Extracted data entries
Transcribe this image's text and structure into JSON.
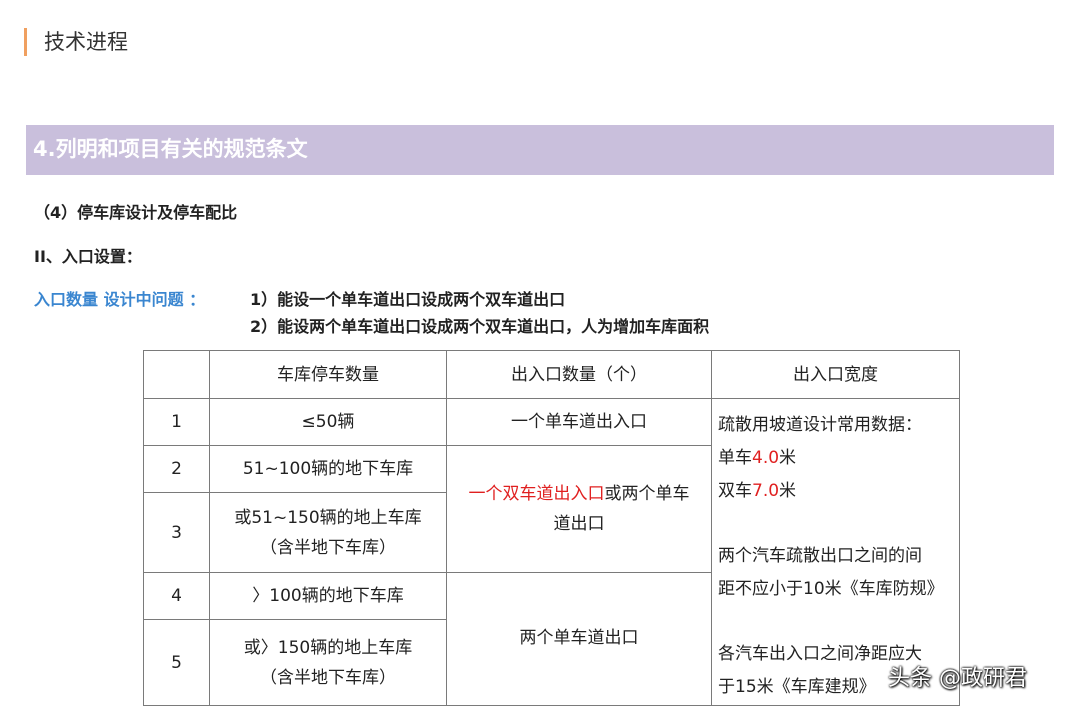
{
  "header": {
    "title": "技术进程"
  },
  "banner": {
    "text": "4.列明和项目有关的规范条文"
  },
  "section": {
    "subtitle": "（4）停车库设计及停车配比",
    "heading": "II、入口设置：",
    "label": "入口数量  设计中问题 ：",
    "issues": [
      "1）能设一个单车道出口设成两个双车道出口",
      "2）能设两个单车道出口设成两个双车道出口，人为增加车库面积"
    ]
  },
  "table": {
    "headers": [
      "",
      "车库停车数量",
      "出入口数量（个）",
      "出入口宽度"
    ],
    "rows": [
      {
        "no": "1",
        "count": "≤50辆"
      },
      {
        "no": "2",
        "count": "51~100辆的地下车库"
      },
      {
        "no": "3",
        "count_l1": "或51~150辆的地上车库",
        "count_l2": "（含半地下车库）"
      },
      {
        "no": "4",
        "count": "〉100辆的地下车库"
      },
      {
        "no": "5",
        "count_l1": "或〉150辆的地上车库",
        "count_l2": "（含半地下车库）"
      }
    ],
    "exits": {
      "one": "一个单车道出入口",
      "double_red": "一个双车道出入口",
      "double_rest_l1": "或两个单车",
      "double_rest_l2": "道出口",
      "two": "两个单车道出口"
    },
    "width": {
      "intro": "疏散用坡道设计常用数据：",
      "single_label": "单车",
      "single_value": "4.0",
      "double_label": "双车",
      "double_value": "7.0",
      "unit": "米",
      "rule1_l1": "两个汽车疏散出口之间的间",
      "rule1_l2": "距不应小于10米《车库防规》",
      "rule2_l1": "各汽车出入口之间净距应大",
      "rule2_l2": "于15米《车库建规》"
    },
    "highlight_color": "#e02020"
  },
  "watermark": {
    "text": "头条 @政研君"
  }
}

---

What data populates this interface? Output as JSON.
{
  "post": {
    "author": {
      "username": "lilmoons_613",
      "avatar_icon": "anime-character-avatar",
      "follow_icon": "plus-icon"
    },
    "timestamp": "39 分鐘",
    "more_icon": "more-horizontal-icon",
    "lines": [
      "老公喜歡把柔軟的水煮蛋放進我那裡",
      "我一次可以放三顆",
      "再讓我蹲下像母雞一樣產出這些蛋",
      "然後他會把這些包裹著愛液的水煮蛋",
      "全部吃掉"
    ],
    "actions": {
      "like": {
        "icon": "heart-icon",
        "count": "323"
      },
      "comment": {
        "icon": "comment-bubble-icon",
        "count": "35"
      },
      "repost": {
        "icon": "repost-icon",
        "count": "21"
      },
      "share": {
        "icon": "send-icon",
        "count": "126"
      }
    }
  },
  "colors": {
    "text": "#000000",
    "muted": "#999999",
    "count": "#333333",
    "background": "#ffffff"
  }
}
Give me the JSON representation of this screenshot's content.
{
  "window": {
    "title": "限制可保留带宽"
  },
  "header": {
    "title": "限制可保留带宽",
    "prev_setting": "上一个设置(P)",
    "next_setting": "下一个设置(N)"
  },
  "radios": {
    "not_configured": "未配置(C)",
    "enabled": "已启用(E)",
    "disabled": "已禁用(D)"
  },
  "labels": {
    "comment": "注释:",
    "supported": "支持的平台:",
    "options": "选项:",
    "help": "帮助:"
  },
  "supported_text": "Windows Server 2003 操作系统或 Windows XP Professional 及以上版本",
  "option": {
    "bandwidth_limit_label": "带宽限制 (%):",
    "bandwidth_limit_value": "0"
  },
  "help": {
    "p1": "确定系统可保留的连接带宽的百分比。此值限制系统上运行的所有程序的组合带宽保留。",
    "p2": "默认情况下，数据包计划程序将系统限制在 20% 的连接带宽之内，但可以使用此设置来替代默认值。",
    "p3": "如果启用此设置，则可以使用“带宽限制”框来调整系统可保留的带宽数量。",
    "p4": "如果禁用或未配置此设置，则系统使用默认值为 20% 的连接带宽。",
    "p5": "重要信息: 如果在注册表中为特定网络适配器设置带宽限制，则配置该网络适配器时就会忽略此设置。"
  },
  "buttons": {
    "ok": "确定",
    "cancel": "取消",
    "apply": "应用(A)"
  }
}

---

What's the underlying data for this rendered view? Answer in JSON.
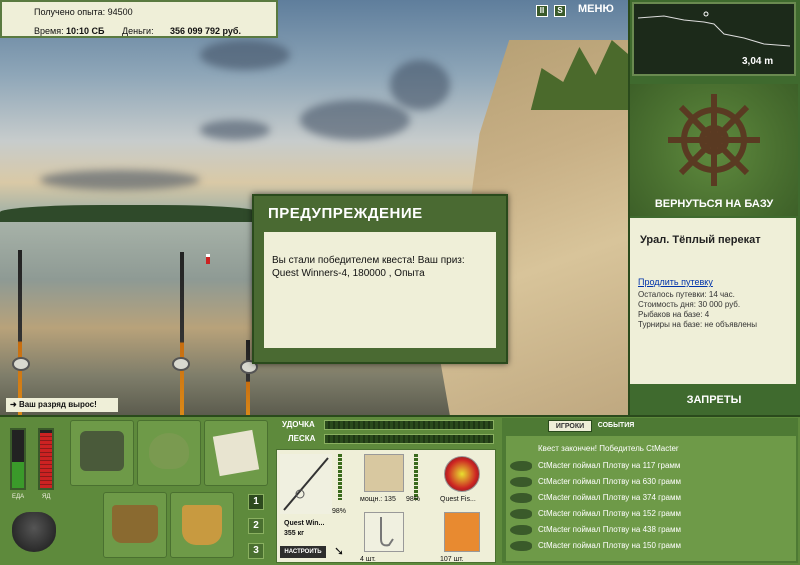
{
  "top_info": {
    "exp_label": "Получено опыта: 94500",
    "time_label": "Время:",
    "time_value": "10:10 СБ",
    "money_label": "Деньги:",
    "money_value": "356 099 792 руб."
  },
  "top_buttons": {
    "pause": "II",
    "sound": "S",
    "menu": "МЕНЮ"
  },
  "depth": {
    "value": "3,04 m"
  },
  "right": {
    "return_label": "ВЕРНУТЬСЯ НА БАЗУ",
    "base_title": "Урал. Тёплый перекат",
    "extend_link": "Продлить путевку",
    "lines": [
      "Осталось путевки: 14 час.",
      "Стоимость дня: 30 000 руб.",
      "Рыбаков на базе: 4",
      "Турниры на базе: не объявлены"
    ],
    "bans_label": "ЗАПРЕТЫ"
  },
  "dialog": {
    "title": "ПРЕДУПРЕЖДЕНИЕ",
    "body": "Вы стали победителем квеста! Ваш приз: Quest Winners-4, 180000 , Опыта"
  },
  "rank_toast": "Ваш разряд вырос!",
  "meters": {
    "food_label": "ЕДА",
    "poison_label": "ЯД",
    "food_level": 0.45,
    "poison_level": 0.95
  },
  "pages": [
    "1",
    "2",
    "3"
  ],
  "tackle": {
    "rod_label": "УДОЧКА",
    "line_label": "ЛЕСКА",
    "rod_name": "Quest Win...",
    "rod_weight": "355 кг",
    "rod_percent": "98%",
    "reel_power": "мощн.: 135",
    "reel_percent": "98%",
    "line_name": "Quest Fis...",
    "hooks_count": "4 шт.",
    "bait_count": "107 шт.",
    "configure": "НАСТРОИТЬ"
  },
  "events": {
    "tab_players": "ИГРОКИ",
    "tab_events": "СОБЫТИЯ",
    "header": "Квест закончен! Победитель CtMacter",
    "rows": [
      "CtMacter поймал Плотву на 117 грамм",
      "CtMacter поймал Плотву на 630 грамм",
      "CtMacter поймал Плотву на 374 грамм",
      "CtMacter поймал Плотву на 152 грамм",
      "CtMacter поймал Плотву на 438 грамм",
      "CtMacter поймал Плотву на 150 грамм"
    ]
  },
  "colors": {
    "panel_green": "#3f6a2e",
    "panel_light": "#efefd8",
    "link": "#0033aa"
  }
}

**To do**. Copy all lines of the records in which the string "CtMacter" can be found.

**Written reply**.
    "header": "Квест закончен! Победитель CtMacter",
      "CtMacter поймал Плотву на 117 грамм",
      "CtMacter поймал Плотву на 630 грамм",
      "CtMacter поймал Плотву на 374 грамм",
      "CtMacter поймал Плотву на 152 грамм",
      "CtMacter поймал Плотву на 438 грамм",
      "CtMacter поймал Плотву на 150 грамм"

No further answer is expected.